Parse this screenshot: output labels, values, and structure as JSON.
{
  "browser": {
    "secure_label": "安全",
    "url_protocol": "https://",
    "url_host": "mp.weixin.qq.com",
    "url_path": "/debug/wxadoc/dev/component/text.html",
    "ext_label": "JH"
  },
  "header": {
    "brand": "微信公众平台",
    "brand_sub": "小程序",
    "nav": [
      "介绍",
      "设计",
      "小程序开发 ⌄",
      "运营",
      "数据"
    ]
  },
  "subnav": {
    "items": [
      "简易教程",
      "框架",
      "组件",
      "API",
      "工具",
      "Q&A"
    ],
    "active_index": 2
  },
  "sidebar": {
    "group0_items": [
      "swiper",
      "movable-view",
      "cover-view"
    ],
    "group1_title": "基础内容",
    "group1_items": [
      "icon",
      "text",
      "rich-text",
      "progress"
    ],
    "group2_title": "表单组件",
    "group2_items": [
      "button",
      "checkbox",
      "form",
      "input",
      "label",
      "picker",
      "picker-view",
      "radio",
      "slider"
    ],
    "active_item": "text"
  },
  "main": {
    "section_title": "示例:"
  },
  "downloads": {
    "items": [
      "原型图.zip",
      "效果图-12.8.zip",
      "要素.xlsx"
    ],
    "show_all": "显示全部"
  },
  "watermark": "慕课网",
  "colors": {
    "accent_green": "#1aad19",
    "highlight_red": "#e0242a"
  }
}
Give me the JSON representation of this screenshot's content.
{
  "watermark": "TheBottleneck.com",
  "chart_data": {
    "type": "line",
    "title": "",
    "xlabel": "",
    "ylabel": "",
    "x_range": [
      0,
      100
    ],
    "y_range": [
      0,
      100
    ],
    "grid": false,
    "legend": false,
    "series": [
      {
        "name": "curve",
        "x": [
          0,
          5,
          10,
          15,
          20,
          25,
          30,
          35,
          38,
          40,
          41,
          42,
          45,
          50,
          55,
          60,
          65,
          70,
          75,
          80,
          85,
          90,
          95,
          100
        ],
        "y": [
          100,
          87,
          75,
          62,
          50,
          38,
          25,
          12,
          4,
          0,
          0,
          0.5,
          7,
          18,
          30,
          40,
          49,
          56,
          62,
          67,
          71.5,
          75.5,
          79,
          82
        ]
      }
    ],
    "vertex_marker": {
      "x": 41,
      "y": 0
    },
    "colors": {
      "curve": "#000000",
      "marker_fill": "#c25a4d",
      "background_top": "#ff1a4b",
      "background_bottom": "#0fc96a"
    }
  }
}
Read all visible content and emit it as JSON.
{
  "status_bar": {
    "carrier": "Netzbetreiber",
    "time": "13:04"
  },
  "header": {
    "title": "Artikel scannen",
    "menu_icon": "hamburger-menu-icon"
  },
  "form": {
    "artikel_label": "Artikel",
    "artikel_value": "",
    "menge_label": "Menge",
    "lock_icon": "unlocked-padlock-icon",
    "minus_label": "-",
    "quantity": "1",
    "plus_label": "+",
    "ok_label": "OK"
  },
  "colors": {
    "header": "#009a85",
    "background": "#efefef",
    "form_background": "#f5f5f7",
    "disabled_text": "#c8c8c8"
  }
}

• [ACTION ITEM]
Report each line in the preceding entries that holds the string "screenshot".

• [WRITTEN RESPONSE]
Parse this screenshot: output labels, values, and structure as JSON.
Give me the JSON representation of this screenshot's content.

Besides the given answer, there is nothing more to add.